Also known as the de-load week, the back-off week is by far my least favorite week during a training cycle. Coincidentally, as I write this I am wrapping up one right now. If you would have asked me last week at this time I would have told you I couldn’t wait for the damn thing to start, but that was last week and I felt like hell because I thought my body was used as a human pry-bar for the last 3 weeks.
The back-off week is a funny little animal in that you know you need it, yet it can literally be one of the hardest weeks in your routine because it’s hard to get motivated for it. This is a typical day for me in my back off week.
Snatch - 65%/2, 65%x2, 70%x2, 75%x1, (80%/1)3
Snatch Pull - (95%/2)2, 100%/2
Back Squat - 70%/3, 75%/3, (80%x2)3
Now looking at that one would think “how hard can that be?” and honestly it shouldn’t be, but that’s the point in a back-off week. Odds are its going to be hard because you need to back off. The week before that I was hitting doubles in the snatch @ 85+% for multiple sets, and yet a single at 80% this week feels like it’s welded to the platform. It’s a very hard thing to understand but this sport doesn’t allow you to hit PRs on a week to week basis for very long as many of you have already experienced. Your body can only take a beating for so long before you start to get diminishing returns on it. So as the old saying goes, you need to take step backwards to keep taking steps forwards.

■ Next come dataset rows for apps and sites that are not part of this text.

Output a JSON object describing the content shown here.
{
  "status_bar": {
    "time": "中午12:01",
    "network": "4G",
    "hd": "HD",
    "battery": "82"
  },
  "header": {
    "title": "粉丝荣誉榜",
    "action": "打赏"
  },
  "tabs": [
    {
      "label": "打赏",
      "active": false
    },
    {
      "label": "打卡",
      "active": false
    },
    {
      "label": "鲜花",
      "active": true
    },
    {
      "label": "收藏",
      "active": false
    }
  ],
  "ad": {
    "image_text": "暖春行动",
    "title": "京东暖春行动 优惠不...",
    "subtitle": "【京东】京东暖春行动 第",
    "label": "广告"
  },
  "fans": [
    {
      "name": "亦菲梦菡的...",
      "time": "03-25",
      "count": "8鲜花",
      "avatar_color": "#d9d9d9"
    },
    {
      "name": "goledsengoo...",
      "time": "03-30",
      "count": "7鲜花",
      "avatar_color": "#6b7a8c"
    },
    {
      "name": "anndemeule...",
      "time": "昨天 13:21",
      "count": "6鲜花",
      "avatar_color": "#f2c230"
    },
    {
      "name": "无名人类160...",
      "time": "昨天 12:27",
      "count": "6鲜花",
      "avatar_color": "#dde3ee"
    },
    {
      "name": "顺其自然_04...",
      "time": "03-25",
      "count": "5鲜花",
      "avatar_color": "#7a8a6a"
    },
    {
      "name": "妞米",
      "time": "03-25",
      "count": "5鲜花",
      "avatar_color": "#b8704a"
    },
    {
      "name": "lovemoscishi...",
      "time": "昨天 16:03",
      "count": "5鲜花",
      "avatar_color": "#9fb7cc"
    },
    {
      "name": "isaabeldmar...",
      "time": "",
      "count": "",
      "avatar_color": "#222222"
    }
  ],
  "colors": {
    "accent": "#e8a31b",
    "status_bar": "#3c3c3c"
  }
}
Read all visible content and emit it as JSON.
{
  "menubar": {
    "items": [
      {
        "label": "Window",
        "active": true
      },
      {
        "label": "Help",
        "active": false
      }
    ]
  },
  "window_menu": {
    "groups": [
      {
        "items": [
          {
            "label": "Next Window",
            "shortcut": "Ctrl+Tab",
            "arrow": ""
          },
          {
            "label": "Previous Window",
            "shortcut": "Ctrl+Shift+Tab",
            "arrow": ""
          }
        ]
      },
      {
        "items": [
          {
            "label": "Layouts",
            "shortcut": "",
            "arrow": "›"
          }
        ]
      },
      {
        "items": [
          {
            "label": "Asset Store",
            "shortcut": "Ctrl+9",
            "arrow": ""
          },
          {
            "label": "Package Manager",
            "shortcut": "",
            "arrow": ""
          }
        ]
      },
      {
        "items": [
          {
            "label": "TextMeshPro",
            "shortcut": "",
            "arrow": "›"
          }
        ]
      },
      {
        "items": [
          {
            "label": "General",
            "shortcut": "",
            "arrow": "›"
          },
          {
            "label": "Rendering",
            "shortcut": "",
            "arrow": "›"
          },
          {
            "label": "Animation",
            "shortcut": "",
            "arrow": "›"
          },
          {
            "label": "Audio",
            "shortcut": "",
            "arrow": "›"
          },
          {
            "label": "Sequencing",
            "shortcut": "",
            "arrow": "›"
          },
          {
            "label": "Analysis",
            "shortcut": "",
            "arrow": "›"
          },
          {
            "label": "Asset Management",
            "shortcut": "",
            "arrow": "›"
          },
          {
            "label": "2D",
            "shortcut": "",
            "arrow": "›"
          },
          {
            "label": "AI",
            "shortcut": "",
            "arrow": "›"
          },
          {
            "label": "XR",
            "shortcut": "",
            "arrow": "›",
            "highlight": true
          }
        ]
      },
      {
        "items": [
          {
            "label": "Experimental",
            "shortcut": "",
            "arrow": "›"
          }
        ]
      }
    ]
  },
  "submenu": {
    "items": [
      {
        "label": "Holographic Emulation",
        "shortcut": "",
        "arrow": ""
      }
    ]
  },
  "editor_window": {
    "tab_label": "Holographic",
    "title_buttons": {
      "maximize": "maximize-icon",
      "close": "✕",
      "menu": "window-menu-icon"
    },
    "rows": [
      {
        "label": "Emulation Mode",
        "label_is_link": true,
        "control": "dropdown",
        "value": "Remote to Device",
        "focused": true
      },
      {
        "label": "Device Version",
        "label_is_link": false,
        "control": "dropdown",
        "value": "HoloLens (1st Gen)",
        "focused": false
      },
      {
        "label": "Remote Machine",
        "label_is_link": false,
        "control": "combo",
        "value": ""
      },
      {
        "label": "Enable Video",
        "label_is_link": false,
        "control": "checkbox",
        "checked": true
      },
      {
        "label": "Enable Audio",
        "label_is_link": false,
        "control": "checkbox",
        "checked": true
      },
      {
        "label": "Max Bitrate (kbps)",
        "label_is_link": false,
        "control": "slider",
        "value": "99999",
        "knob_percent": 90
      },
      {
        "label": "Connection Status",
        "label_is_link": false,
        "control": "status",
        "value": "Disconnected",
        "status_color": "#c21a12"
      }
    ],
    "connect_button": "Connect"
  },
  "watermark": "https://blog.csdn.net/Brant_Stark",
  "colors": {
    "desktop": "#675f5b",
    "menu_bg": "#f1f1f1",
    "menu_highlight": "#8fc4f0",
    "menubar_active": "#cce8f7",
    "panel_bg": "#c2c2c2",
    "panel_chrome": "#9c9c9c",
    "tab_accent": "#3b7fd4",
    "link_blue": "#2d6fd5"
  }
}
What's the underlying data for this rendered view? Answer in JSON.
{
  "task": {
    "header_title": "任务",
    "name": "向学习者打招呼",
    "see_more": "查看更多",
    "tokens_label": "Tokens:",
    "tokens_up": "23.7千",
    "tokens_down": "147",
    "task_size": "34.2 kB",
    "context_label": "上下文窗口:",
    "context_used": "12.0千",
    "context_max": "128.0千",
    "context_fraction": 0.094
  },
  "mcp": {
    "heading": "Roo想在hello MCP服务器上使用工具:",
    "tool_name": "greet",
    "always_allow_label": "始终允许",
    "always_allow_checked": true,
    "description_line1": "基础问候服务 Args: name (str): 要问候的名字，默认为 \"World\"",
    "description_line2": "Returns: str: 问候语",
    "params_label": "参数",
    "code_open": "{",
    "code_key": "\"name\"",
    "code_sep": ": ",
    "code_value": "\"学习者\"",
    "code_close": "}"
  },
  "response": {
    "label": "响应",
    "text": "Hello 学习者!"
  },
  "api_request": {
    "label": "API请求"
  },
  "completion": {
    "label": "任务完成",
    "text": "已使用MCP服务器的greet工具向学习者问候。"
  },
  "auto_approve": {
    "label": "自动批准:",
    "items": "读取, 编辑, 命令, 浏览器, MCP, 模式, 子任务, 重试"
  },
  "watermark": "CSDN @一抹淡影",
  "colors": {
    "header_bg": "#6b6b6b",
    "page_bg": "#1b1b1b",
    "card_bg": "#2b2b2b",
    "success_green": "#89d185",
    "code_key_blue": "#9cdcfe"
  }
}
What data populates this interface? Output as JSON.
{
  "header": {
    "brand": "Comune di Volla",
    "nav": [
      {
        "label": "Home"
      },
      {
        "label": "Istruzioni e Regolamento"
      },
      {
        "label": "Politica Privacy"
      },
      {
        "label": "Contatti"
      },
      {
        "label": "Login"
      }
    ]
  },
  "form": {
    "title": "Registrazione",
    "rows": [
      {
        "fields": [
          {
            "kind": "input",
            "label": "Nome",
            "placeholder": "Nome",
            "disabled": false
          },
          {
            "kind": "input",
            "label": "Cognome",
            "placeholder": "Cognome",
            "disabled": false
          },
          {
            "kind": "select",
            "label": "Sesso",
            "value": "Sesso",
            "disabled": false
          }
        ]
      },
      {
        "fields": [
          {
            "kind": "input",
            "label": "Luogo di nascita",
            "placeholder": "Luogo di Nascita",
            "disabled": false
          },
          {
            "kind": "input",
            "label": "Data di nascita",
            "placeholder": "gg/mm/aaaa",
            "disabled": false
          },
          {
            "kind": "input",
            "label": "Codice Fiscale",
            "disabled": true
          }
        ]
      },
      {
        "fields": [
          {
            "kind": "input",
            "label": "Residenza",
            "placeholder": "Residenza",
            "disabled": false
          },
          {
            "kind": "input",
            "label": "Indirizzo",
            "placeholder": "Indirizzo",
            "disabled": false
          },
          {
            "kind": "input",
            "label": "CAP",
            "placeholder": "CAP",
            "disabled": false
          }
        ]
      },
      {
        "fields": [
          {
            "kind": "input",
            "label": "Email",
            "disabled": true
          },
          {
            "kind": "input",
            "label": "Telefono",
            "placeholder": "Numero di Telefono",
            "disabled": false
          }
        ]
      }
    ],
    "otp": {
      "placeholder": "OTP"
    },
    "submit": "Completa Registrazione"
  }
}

I want to leave you with some tips and thoughts about the back off week to think about and/or implement in your own training.
1. Always plan your breaks or they will plan you, I can promise you that.
2. If you feel slow, beat up or sore as hell during your back off week then you timed it well.
3. You earned it, so enjoy the week, but it doesn’t mean you get to take it lightly. Warm ups and recovery need to adhered to as if it were a normal week.
4. Be brief, Be bold and Be gone. Meaning get in there get to business and get out. These weeks tend to be much shorter so use the time to catch up on other things in your personal life that might get pushed to the side in a normal training week. If you need to get married, I would use this week.
5. Don’t add to the program. By Thursday you should be feeling pretty good. Trust the program and finish the week out as it is written and just know that by Monday you will be feeling even better.
6. Stay out of the gym if you can. I just caught myself doing this a few minutes ago. Off day, yet I was walking by and just poked my head in to see what was going on and next thing I know I am messing around with some dumbbells. It’s time away and respect it for just that.
7. Clean out your gym bag and wash your knee sleeves. Yes, it’s you that has the awful-smelling sleeves, not the guy next to you.
8. If you are having a great 2-3 weeks of training and everything is flying and you feel unstoppable, that is the time to start thinking about your step backwards. It’s better to slow down (notice I didn’t say stop) on your terms than something else’s.
So in closing, remember that even Wolverine sleeps and that guy recovers from everything, so we as mortals should remember that even if we feel superhuman for a bit, recovery is a much-needed time in our training.